IIT Madras research team to approach NTPC, Power Grid and other utilities to demonstrate this technology and its use in the real power system network

Indian Institute of Technology Madras researchers have developed an efficient technique for the identification of pollution deposit level in the Power transmission network.

The pollution-related electrical flashover occurs in the working conditions and can lead to blackouts and collapse of the system. Cleaning the polluted insulator under the working condition, while technically quite challenging, seems to be the fool-proof way of resolving the problem.

The IIT Madras Research Team is planning to approach NTPC, Power Grid and other utilities to demonstrate this technology and its use in the real power system network.

The reliability of an electric power system largely depends on the performance of the electrical insulation. The outdoor insulation on the transmission lines running over a few lakh kilometres and the substation equipment, in addition to the electrical, thermal and mechanical stresses, are subjected to environmental pollution.

However, due to the high operating voltages and huge spatial span of the electrical transmission system, it would be essential to ascertain the level of pollution deposition and the type of pollutant before such a mammoth exercise can be planned.

For substations and lines running close to the chemical plants, the deposit can involve NaCl, Al2O3, C, SiO2, CaSO4, and KNO3, among others, while that close to the mining areas can acquire Nickel, Copper, and Manganese, besides a few other materials.

It would be much simpler and economical to measure the contents and thickness of the deposition remotely (non-invasively). An elegant solution based on Laser-Induced Breakdown Spectroscopy (LIBS) has been developed by the research groups of Prof. R. Sarathi, Department of Electrical Engineering, IIT Madras, and Prof. N.J. Vasa, Department of Engineering Design, IIT Madras.

At present, by shining a laser beam at a distance of 40 metres, the researchers can identify the constituents of pollution deposition, while efforts are underway to extend this distance to 100 m.  This would enable assessing the pollution layer on transmission line insulators and the windmills either from the ground or from a drone.

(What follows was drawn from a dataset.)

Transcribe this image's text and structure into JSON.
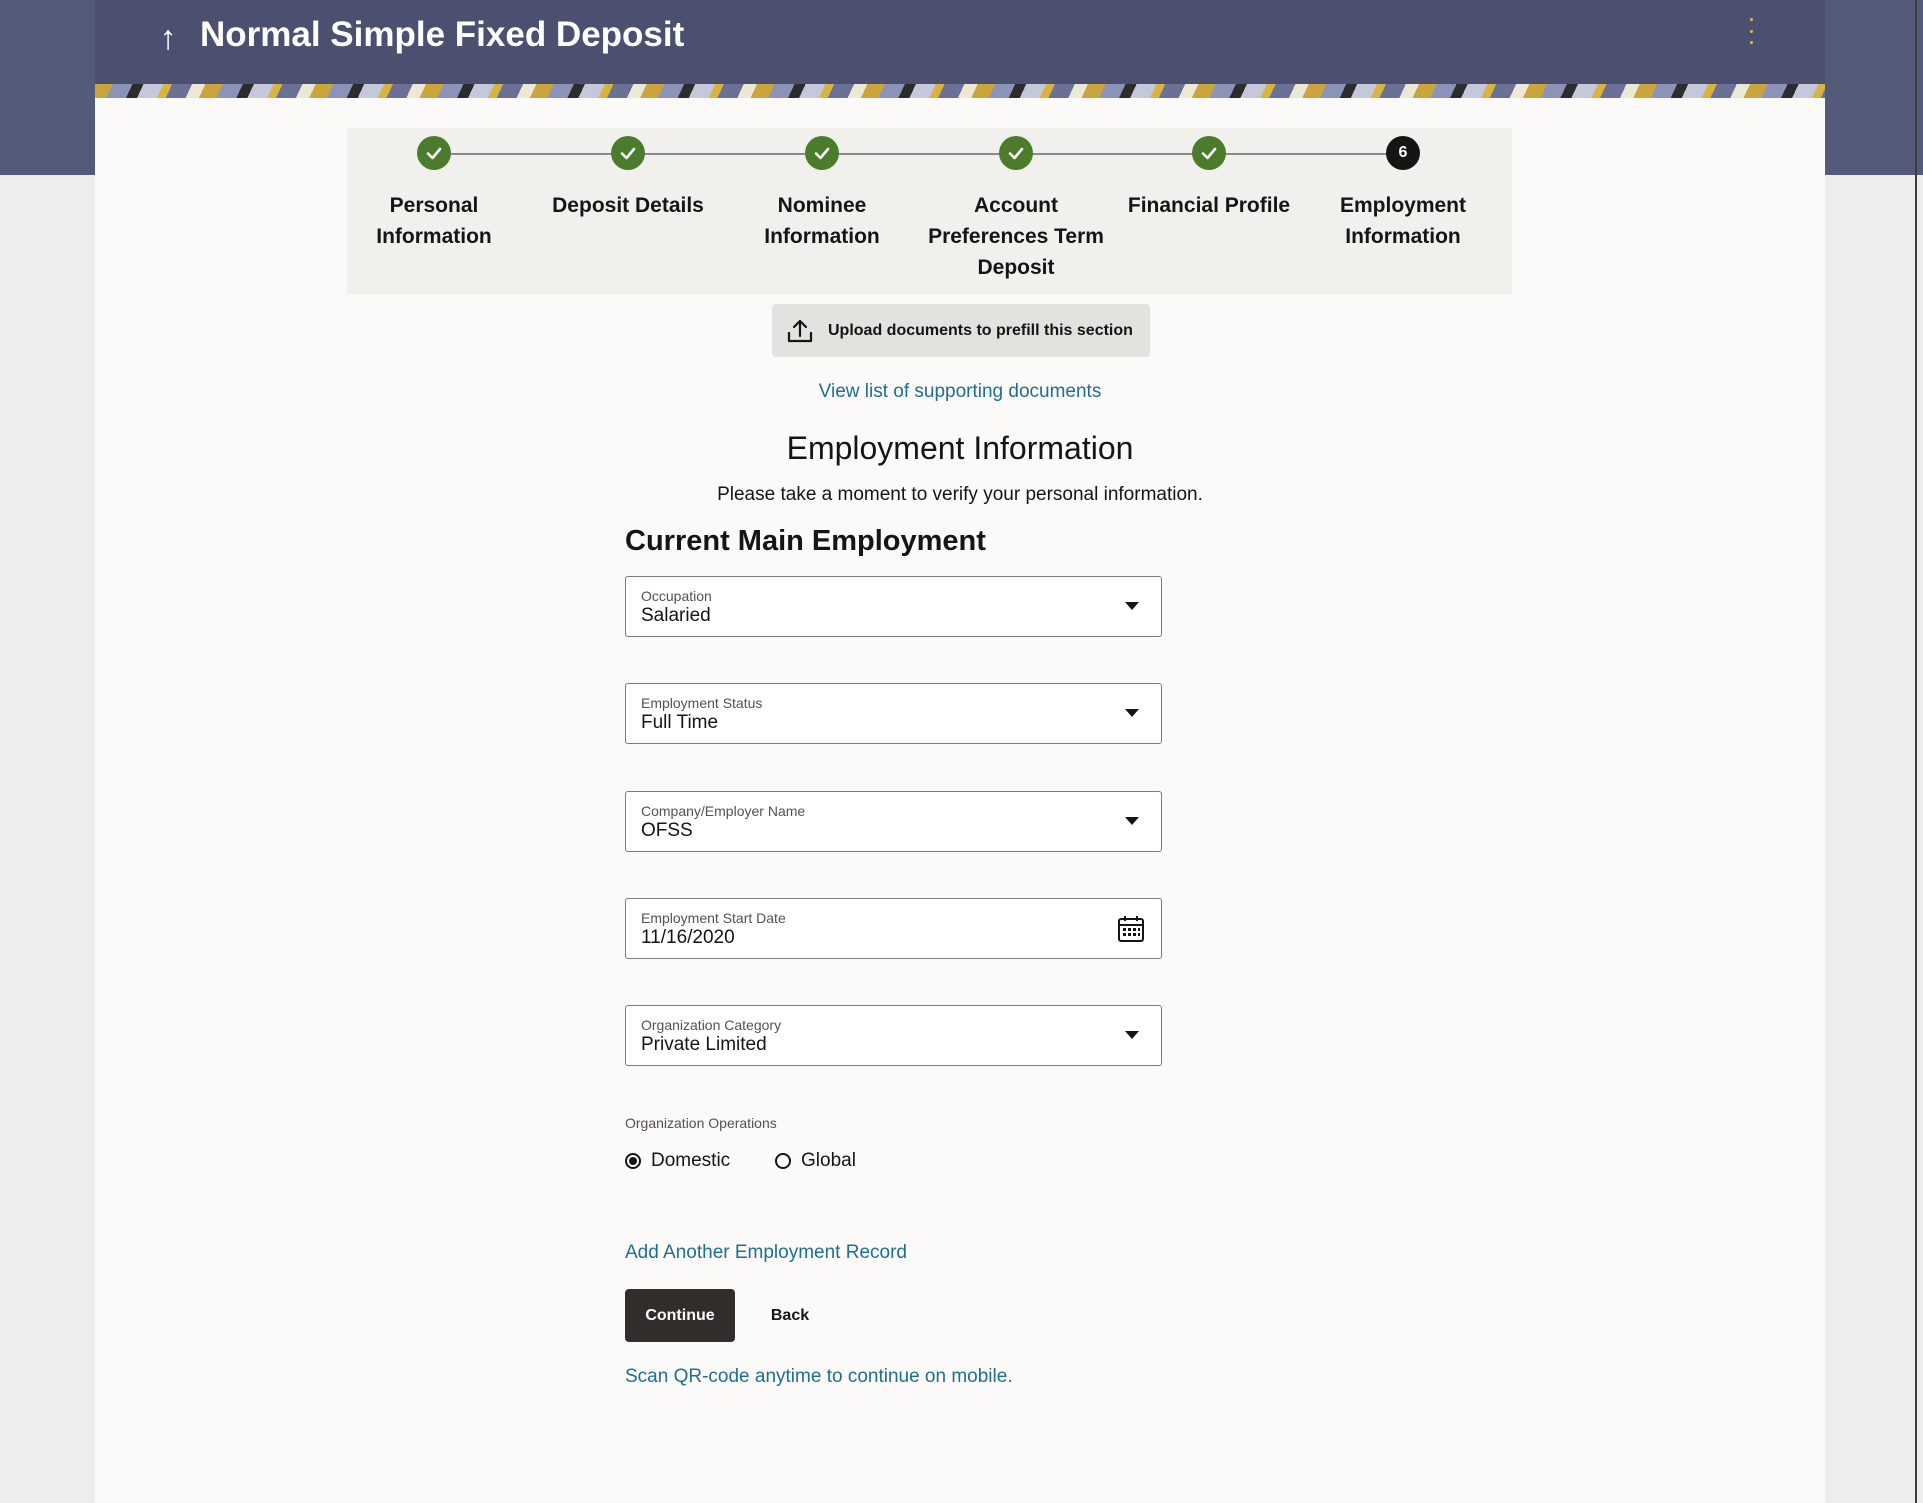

This work was financially supported under the National Perspective Plan of the Ministry of Power, Government of India through Central Power Research Institute (CPRI), Bengaluru.